GOAL OF THE EXERCISE -> With the images excluded, set down every line of the listing below exactly.
####################
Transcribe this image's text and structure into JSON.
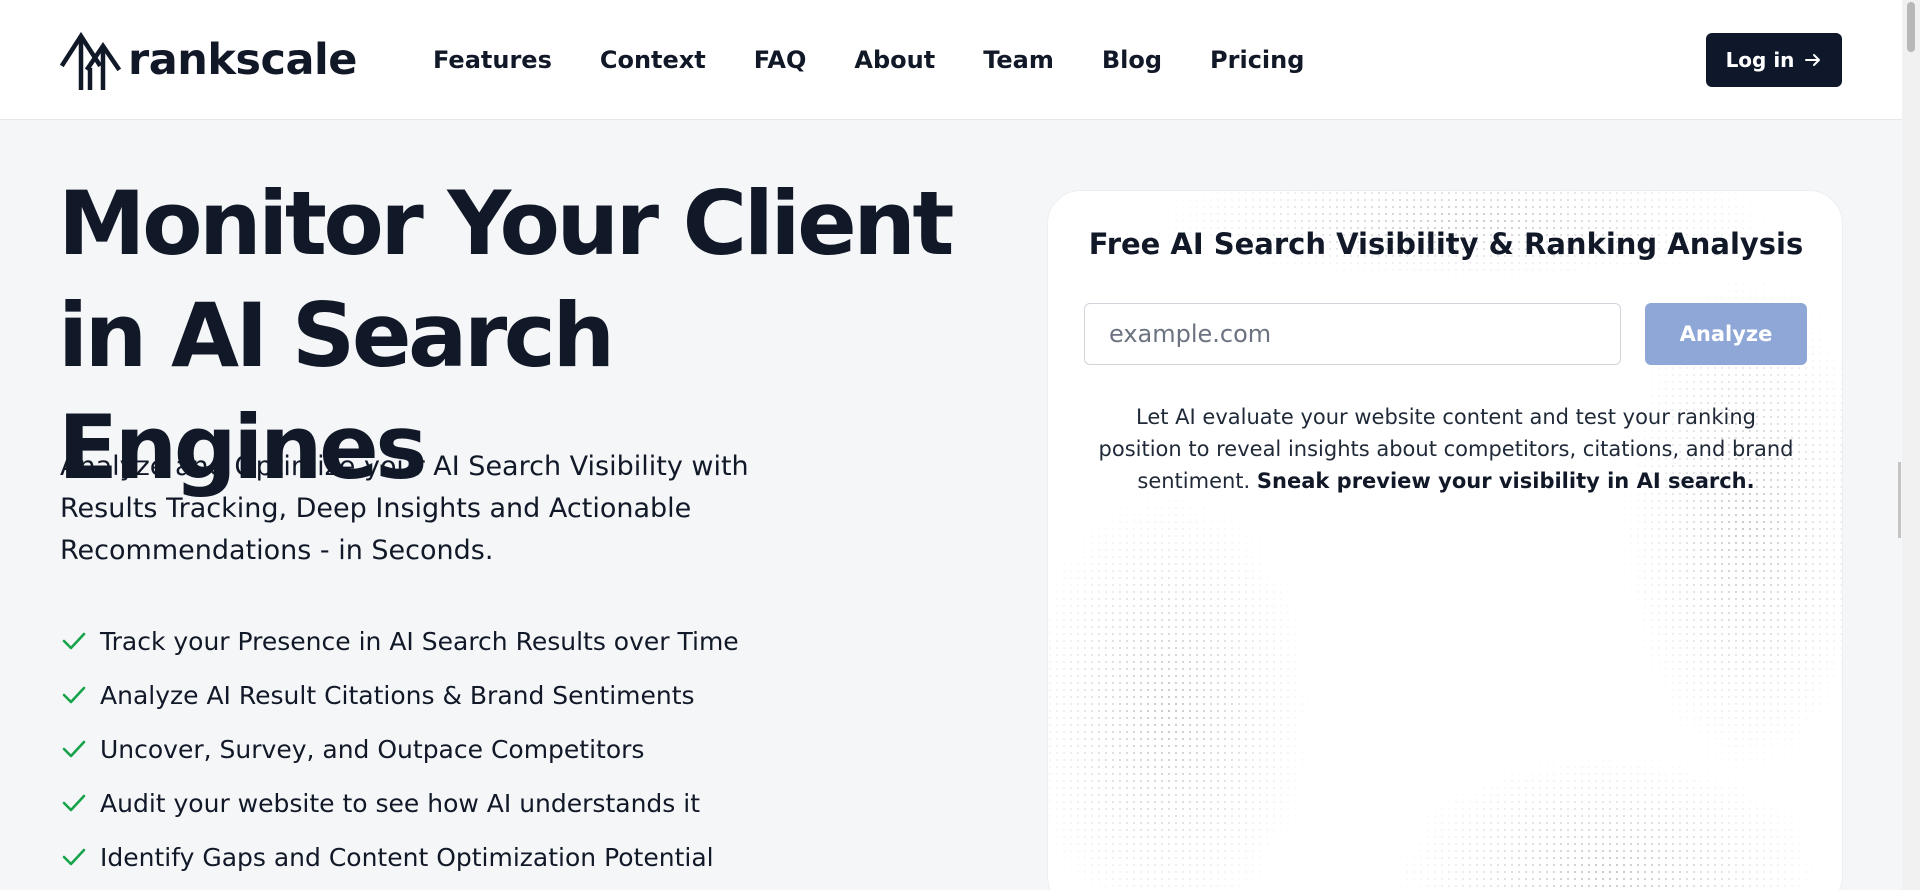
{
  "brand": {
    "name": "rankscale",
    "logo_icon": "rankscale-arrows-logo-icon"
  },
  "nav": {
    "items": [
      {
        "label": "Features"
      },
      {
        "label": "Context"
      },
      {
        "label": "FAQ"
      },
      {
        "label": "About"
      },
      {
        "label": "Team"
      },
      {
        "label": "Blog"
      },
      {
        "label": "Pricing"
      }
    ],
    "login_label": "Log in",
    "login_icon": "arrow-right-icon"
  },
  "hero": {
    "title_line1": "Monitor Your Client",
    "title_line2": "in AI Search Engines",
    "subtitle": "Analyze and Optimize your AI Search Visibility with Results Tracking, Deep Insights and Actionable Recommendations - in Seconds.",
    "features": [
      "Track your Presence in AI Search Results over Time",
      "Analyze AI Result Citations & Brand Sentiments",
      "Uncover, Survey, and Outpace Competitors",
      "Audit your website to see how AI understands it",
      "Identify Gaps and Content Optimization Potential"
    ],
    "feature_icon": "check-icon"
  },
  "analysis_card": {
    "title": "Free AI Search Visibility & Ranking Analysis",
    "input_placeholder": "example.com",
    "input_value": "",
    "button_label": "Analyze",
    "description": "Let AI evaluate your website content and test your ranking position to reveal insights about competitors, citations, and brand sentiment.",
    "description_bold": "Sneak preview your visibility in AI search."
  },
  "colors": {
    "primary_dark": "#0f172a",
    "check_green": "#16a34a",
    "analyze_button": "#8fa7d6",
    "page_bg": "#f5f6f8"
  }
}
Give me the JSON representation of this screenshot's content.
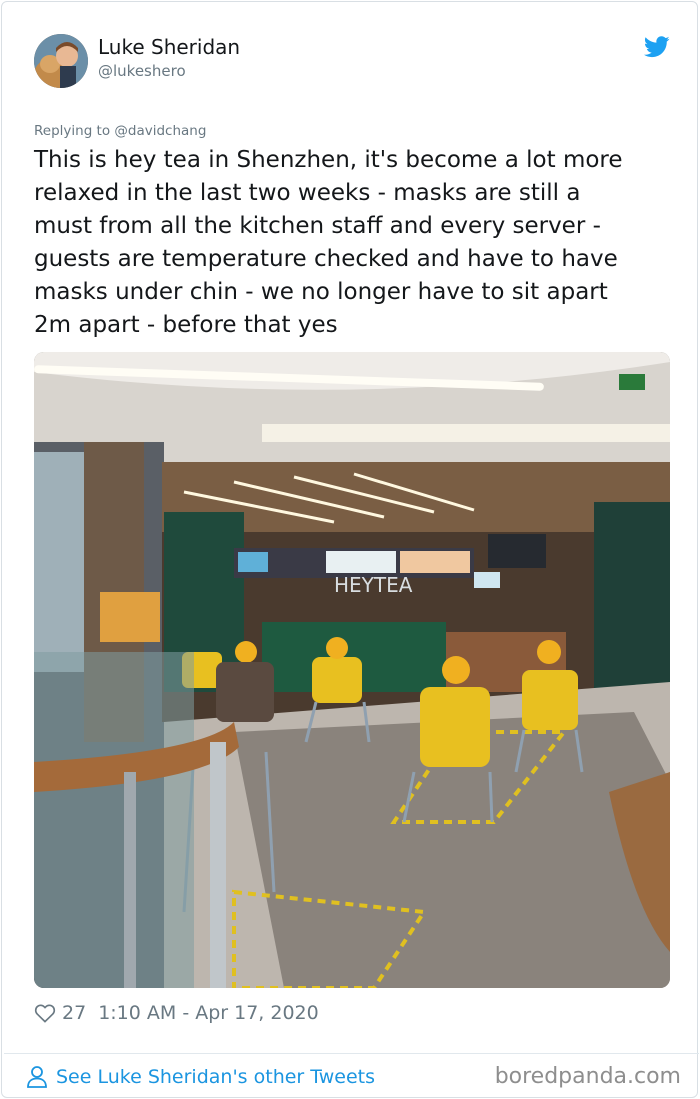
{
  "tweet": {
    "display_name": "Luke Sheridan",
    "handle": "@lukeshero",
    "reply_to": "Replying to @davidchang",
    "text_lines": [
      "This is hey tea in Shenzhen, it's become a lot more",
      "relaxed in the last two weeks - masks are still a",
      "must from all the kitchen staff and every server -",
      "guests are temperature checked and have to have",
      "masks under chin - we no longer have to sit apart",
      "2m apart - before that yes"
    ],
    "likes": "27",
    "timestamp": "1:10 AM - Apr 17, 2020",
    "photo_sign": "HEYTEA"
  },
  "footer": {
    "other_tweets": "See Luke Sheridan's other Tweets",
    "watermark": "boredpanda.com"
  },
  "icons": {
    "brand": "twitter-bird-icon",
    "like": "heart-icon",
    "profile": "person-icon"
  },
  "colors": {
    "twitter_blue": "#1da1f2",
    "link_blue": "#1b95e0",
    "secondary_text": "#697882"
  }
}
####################
YOUR RESPONSE ->
Transcribe this image's text and structure into JSON.
{
  "brand": {
    "name": "rankscale",
    "logo_icon": "rankscale-arrows-logo-icon"
  },
  "nav": {
    "items": [
      {
        "label": "Features"
      },
      {
        "label": "Context"
      },
      {
        "label": "FAQ"
      },
      {
        "label": "About"
      },
      {
        "label": "Team"
      },
      {
        "label": "Blog"
      },
      {
        "label": "Pricing"
      }
    ],
    "login_label": "Log in",
    "login_icon": "arrow-right-icon"
  },
  "hero": {
    "title_line1": "Monitor Your Client",
    "title_line2": "in AI Search Engines",
    "subtitle": "Analyze and Optimize your AI Search Visibility with Results Tracking, Deep Insights and Actionable Recommendations - in Seconds.",
    "features": [
      "Track your Presence in AI Search Results over Time",
      "Analyze AI Result Citations & Brand Sentiments",
      "Uncover, Survey, and Outpace Competitors",
      "Audit your website to see how AI understands it",
      "Identify Gaps and Content Optimization Potential"
    ],
    "feature_icon": "check-icon"
  },
  "analysis_card": {
    "title": "Free AI Search Visibility & Ranking Analysis",
    "input_placeholder": "example.com",
    "input_value": "",
    "button_label": "Analyze",
    "description": "Let AI evaluate your website content and test your ranking position to reveal insights about competitors, citations, and brand sentiment.",
    "description_bold": "Sneak preview your visibility in AI search."
  },
  "colors": {
    "primary_dark": "#0f172a",
    "check_green": "#16a34a",
    "analyze_button": "#8fa7d6",
    "page_bg": "#f5f6f8"
  }
}
Give me the JSON representation of this screenshot's content.
{
  "tweet": {
    "display_name": "Luke Sheridan",
    "handle": "@lukeshero",
    "reply_to": "Replying to @davidchang",
    "text_lines": [
      "This is hey tea in Shenzhen, it's become a lot more",
      "relaxed in the last two weeks - masks are still a",
      "must from all the kitchen staff and every server -",
      "guests are temperature checked and have to have",
      "masks under chin - we no longer have to sit apart",
      "2m apart - before that yes"
    ],
    "likes": "27",
    "timestamp": "1:10 AM - Apr 17, 2020",
    "photo_sign": "HEYTEA"
  },
  "footer": {
    "other_tweets": "See Luke Sheridan's other Tweets",
    "watermark": "boredpanda.com"
  },
  "icons": {
    "brand": "twitter-bird-icon",
    "like": "heart-icon",
    "profile": "person-icon"
  },
  "colors": {
    "twitter_blue": "#1da1f2",
    "link_blue": "#1b95e0",
    "secondary_text": "#697882"
  }
}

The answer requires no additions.